■ Dataset extract
********

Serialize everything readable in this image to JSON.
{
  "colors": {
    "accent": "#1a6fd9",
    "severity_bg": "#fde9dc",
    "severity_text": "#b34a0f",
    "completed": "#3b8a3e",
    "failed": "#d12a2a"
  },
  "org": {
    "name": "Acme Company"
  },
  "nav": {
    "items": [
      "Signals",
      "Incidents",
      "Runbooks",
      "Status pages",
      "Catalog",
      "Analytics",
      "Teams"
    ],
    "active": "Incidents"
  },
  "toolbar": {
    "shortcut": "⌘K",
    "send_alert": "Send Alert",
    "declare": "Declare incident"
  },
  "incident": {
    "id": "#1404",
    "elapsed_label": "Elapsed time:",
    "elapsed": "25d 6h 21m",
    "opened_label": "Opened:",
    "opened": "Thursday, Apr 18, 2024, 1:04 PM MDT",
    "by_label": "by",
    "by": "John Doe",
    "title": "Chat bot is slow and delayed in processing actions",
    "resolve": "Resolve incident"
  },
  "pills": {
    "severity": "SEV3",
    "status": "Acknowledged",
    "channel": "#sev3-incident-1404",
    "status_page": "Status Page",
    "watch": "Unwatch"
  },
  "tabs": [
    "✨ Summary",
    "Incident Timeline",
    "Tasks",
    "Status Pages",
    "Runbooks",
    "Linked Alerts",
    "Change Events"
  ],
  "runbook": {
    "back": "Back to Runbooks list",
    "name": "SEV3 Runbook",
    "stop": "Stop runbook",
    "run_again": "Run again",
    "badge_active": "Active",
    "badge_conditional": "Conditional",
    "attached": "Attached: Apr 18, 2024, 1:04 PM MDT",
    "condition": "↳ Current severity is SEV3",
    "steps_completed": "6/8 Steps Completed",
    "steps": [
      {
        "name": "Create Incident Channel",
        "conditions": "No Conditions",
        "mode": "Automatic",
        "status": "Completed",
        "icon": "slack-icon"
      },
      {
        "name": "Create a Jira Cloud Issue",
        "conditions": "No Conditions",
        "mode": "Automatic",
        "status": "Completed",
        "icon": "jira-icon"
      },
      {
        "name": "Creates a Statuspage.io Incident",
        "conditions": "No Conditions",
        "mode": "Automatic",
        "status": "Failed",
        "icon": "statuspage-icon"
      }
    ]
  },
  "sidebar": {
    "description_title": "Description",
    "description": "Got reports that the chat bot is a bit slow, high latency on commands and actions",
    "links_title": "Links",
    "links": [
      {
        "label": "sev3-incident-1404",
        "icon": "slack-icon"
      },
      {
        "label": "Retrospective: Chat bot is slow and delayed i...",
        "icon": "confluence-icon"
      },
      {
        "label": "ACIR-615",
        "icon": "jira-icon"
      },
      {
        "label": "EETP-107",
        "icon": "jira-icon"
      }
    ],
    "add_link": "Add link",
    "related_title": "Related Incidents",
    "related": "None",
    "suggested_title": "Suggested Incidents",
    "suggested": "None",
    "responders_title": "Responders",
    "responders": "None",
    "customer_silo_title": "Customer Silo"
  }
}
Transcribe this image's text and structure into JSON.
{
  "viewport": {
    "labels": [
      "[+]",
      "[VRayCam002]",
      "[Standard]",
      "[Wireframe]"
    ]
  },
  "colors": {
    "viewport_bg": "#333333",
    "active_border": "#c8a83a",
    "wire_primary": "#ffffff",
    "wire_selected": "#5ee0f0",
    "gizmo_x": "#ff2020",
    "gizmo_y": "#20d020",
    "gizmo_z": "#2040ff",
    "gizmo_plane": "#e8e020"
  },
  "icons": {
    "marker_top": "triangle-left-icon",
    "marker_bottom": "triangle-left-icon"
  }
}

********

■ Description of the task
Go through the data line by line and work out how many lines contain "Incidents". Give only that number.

■ Solution below
4